  • Set up a tracking follow-up system – Establish a system for tracking follow-up through a computerized calendar or patients’ electronic health records. “They may be trying to reach you on your cell phone, but you may not be reachable; that also wouldn’t be the best. To some extent, you have to have a system where patients should always be able to reach somebody without having to call multiple different numbers” said Christina Gillespie, an otolaryngologist at Ocean Otolaryngology Associates. Work with staff members to identify which group of patients would best benefit from follow-up. In addition, identify staff members that will help you with the schedule for this tracking system and update it whenever necessary.

When asked why emails and phone calls should be essential to primary care, the answer is simple: they promote good and solid working relationships between you and your patients. You would be surprised as to how many patients enjoy personalized phone calls and emails, and how greatly they benefit from them. According to recent findings from a conducted survey, more than 88% respondents believe follow-up is a good idea. Positive response rates came from both phone calls made and emails sent out. In addition, significantly higher levels of patient satisfaction with care were seen from those who reported receiving phone calls and emails, as opposed to those who did not.

Follow-up phone calls and emails are essential for monitoring patients’ health, confirming medication regimes, scheduling appointments, reinforcing knowledge and understanding, verifying follow through on referrals, as well as sharing test results. Here is what you can do during follow-up phone calls and emails:

  • Ask patients’ to write down the information that you are providing them with;
  • Have patients’ keep track of their clinical values (blood pressure, blood sugar, weight, etc.) and share the information with you;
  • Encourage patients to bring his/her prescription medications to the phone for review;
  • Have patients’ fill out a follow-up instruction form via email;
  • Send patients’ instructions on medications that they should be taking and highlight how important it is that they stick to a proper regime;
  • Provide patients’ with directions on where you see their clinical values are showing cause for concern (high blood pressure levels, high blood sugar levels, weight gain, etc.);
  • Thank patients for recording their health information, stress how helpful it is, and provide clinical feedback;

In any given situation when it comes to health, it is your duty as a primary care physician to determine privacy rules, as well as follow through with federal laws and regulations. Privacy concern is a major issue as it can lead to patient confidentiality risks. Unlike face conversations, callers or e-mailers cannot identify one another visually. This, in turn, makes it difficult to recognize the true identity of both the patient and the physician. Thereby, it is desirable to consider ways in which you can eliminate or at the very least, reduce such violations. Above all, the promise and respect of patient confidentiality is key.

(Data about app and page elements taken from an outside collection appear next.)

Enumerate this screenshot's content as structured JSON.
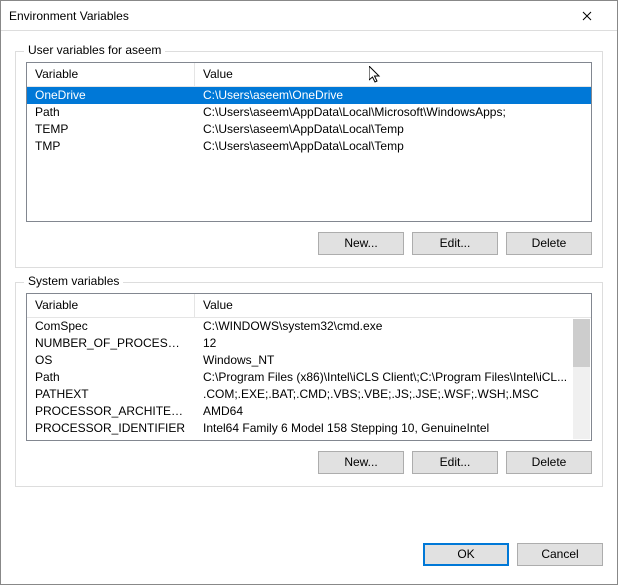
{
  "title": "Environment Variables",
  "user": {
    "legend": "User variables for aseem",
    "colName": "Variable",
    "colValue": "Value",
    "rows": [
      {
        "name": "OneDrive",
        "value": "C:\\Users\\aseem\\OneDrive",
        "selected": true
      },
      {
        "name": "Path",
        "value": "C:\\Users\\aseem\\AppData\\Local\\Microsoft\\WindowsApps;",
        "selected": false
      },
      {
        "name": "TEMP",
        "value": "C:\\Users\\aseem\\AppData\\Local\\Temp",
        "selected": false
      },
      {
        "name": "TMP",
        "value": "C:\\Users\\aseem\\AppData\\Local\\Temp",
        "selected": false
      }
    ],
    "btnNew": "New...",
    "btnEdit": "Edit...",
    "btnDelete": "Delete"
  },
  "system": {
    "legend": "System variables",
    "colName": "Variable",
    "colValue": "Value",
    "rows": [
      {
        "name": "ComSpec",
        "value": "C:\\WINDOWS\\system32\\cmd.exe"
      },
      {
        "name": "NUMBER_OF_PROCESSORS",
        "value": "12"
      },
      {
        "name": "OS",
        "value": "Windows_NT"
      },
      {
        "name": "Path",
        "value": "C:\\Program Files (x86)\\Intel\\iCLS Client\\;C:\\Program Files\\Intel\\iCL..."
      },
      {
        "name": "PATHEXT",
        "value": ".COM;.EXE;.BAT;.CMD;.VBS;.VBE;.JS;.JSE;.WSF;.WSH;.MSC"
      },
      {
        "name": "PROCESSOR_ARCHITECTURE",
        "value": "AMD64"
      },
      {
        "name": "PROCESSOR_IDENTIFIER",
        "value": "Intel64 Family 6 Model 158 Stepping 10, GenuineIntel"
      }
    ],
    "btnNew": "New...",
    "btnEdit": "Edit...",
    "btnDelete": "Delete"
  },
  "footer": {
    "ok": "OK",
    "cancel": "Cancel"
  }
}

With the realization of electronic health environments, it is essential that physicians are up-to-date on the latest medical news and events, as well as able to establish standards and recommendations of good use for their patients. Phone and email communication is still considered by both physicians and patients as an effective approach towards improving care and follow-up actions, as well as a way to reduce unnecessary visits to emergency services. Patients expect physicians to phone in order to reveal test results and offer clinical feedback. Electronic communication is growing on a daily basis and its practice in healthcare is no exception. With proper use and implementation, it can lead to improved patient understanding, reassurance, and increased quality of patient care.